One of the law school defendants' core arguments appears to be the bankrupt notion that prospective law students are "savvy sophisticated consumers who should know better than to take the law school's employment statistic puffery seriously."
Obviously, I completely reject that notion, especially for those people who enrolled in law school prior to 2009 when the law school scambuster blogs were just starting to become known. Even now they still have a relatively low profile compared to the readership of the overly optimistic pre-law forums.
Firstly, what difference does it make if a consumer is sophisticated? Does that justify outright fraud? Does having a sophisticated consumer base give a merchant a license to make false claims about his product? Should Madoff have been exonerated on the basis that most if not all of his clients were wealthy sophisticated consumers who should have known better than to fall for a Ponzi scheme? Should Enron have been found not guilty because many of its investors were, presumably, sophisticated mutual fund managers and other Wall Street investors?
Secondly, the misleading employment statistics are akin to a comprehensive conspiracy engaged in by numerous players in the legal education industry. Almost ALL of the law schools report similarly misleading, high employment statistics. For this reason, a particular school's wonderful placement stats do not stick out like a sore thumb, raising suspicion and skepticism in the mind of a pre-law undergraduate. Also, according to one worthwhile read, The National Association for Law Placement (NALP) reported similar statistics. Moreover, all of the accredited law schools have the implicit sanction of the ABA, and now it sounds like some of the law schools are planning to argue that they were just following the ABA's employment statistics reporting guidelines. It almost looks like a concerted conspiracy to defraud the students with the law schools pointing at the ABA and the U.S. News and World Report's law school rankings, the ABA pointing at the law schools and U.S. News, and with U.S. News pointing at the law schools and the ABA.
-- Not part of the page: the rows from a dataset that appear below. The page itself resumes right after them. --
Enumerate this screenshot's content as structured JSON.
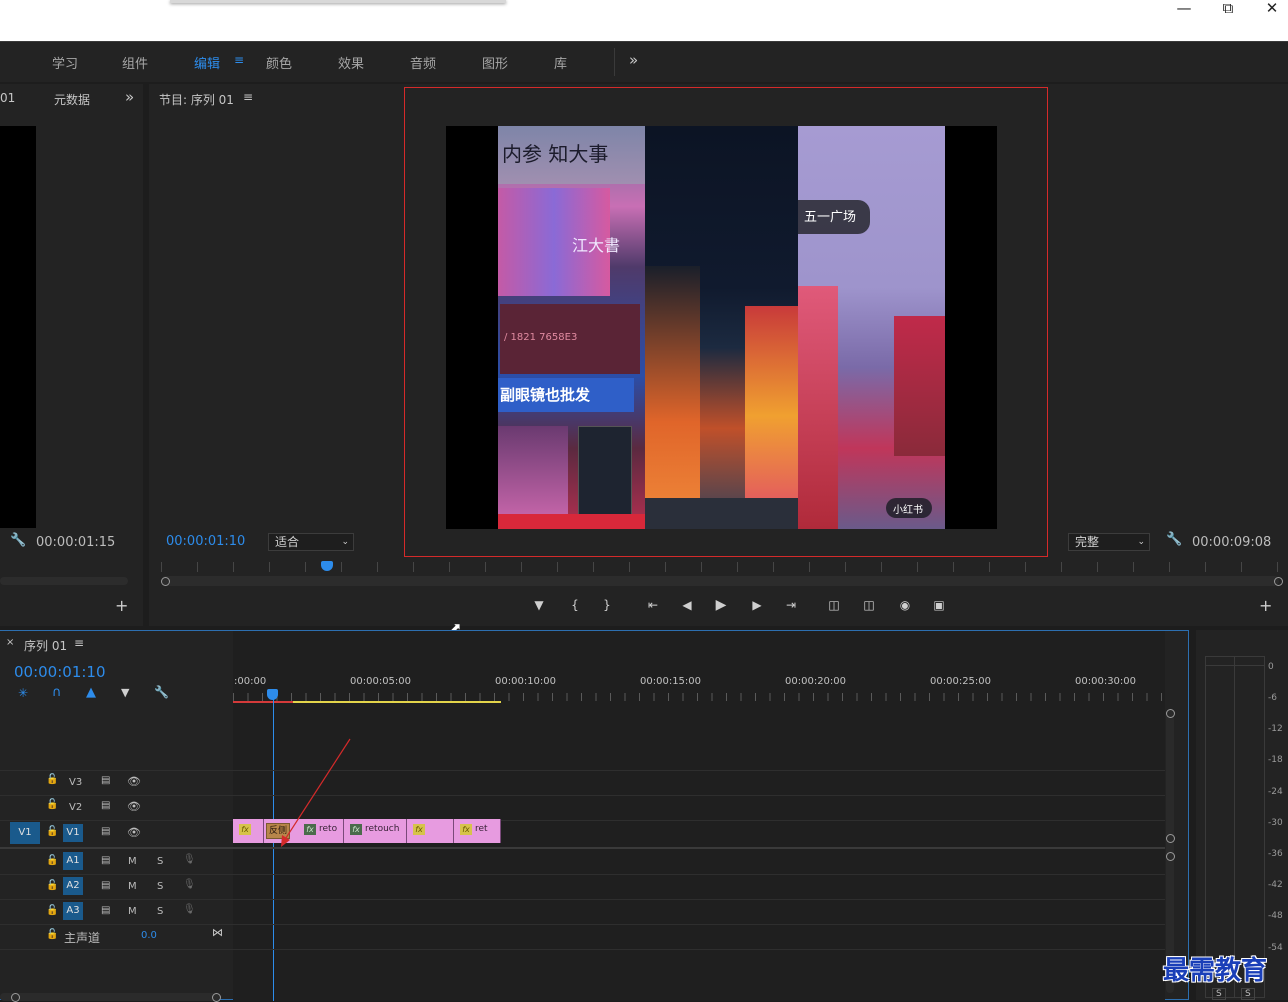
{
  "workspace_tabs": [
    "学习",
    "组件",
    "编辑",
    "颜色",
    "效果",
    "音频",
    "图形",
    "库"
  ],
  "active_workspace": "编辑",
  "source_panel": {
    "partial_tab": "01",
    "metadata_tab": "元数据",
    "timecode": "00:00:01:15"
  },
  "program_monitor": {
    "title": "节目: 序列 01",
    "timecode_current": "00:00:01:10",
    "fit_select": "适合",
    "quality_select": "完整",
    "timecode_duration": "00:00:09:08",
    "frame_text_1": "五一广场",
    "frame_text_2": "小红书",
    "frame_text_3": "副眼镜也批发"
  },
  "timeline": {
    "sequence_tab": "序列 01",
    "timecode": "00:00:01:10",
    "ruler_labels": [
      ":00:00",
      "00:00:05:00",
      "00:00:10:00",
      "00:00:15:00",
      "00:00:20:00",
      "00:00:25:00",
      "00:00:30:00"
    ],
    "video_tracks": [
      "V3",
      "V2",
      "V1"
    ],
    "source_patch": "V1",
    "audio_tracks": [
      "A1",
      "A2",
      "A3"
    ],
    "mute_label": "M",
    "solo_label": "S",
    "master_label": "主声道",
    "master_value": "0.0",
    "clips": [
      "fx",
      "反侧",
      "reto",
      "retouch",
      "fx",
      "ret"
    ]
  },
  "audio_meter": {
    "scale": [
      "0",
      "-6",
      "-12",
      "-18",
      "-24",
      "-30",
      "-36",
      "-42",
      "-48",
      "-54"
    ],
    "solo_buttons": [
      "S",
      "S"
    ]
  },
  "watermark": "最需教育",
  "colors": {
    "accent": "#2d8ceb",
    "clip_pink": "#e79be0",
    "highlight_red": "#d42a2a"
  }
}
How the hell were these undergraduates supposed to learn that the employment stats were inaccurate to the point that they were laughable and fraudulently misleading?&nbps; They would have had to conduct first-hand surveys of a law school's graduates, directly contacting all graduates of a given year.&nbps; Furthermore, although the law schools may publish disclaimers, the prospective students still have little information to work with, and, collectively, the statistics suggest that even if you cannot obtain a six figure job in Big Law that you will at least be able to obtain an entry-level career-building job in Small Law that will provide you with a good chance of obtaining a return on your law school investment. In context, most law school brochure readers would probably interpret the statistics and the disclaimers as meaning that not everyone or even most of the graduates obtained high salaries, but when a number such as "93% of our graduates were employed nine months after graduation" is bandied about, even with disclaimers a reasonable and appropriately skeptical reader could not conclude that, in reality, it should be interpreted to mean that in actuality 65% of the graduates ended up unemployed or severely underemployed-and-involuntarily-out-of-field.
Thirdly, consider the pre-law undergraduates' state of mind and context of knowledge when they were making their decisions about whether to attend law school and how to interpret the published employment statistics and their disclaimers. Almost everyone who goes to college has been bombarded, since Kindergarten or even Nursery school, with the notion that higher education (the more the better) guarantees vocational and financial success. This notion was reinforced throughout grade school and high school. These twenty year-olds heard it from their parents and relatives. Their teachers taught them to believe it in school. They heard it all over the TV and the radio and from the mouths of intellectuals, news commentators, and politicians. "Studies show that college graduates earn $1 million more than mere high school graduates." "Everyone should go to college." "The solution to our nation's economic problems is more education." Many of these law students were probably even pressured by their parents and families to attend professional or graduate school.
Furthermore, Colleges and Universities are held in high esteem in our society. The general public does not regard them as being greedy self-interested for-profit businesses (which, in actuality, as it turns out, they pretty much are). Established institutions of higher learning, both public and private (as opposed to the fly-by-night for-profit schools that have oozed out from the slime recently), are not generally regarded as being untrustworthy like politicians or used car salesmen. Colleges and Universities are viewed as standing for progressive thought, justice, and the betterment of society. Also, many if not most of them are taxpayer-funded or supported by tax dollars in various ways (research grants, etc.). They are supposed to serve the best interests of the public. So, why would a twenty year old undergraduate suspect them of publishing fraudulently misleading employment statistics, especially venerable professional schools?
When you piece the big picture together, is it any wonder that prospective law students, most of whom are just twenty or twenty-one years old, would be easily misled by what may be fraudulently misleading employment statistics that have the implicit sanction of the American Bar Association and their parent institutions (often, in essence, a branch of the government in the case of public universities)? Even today, even after the media has aired numerous news reports about unemployed college graduates, the general public still holds institutions of higher learning in high esteem.
Thus, the "sophisticated consumer" argument is complete and utter horseshit.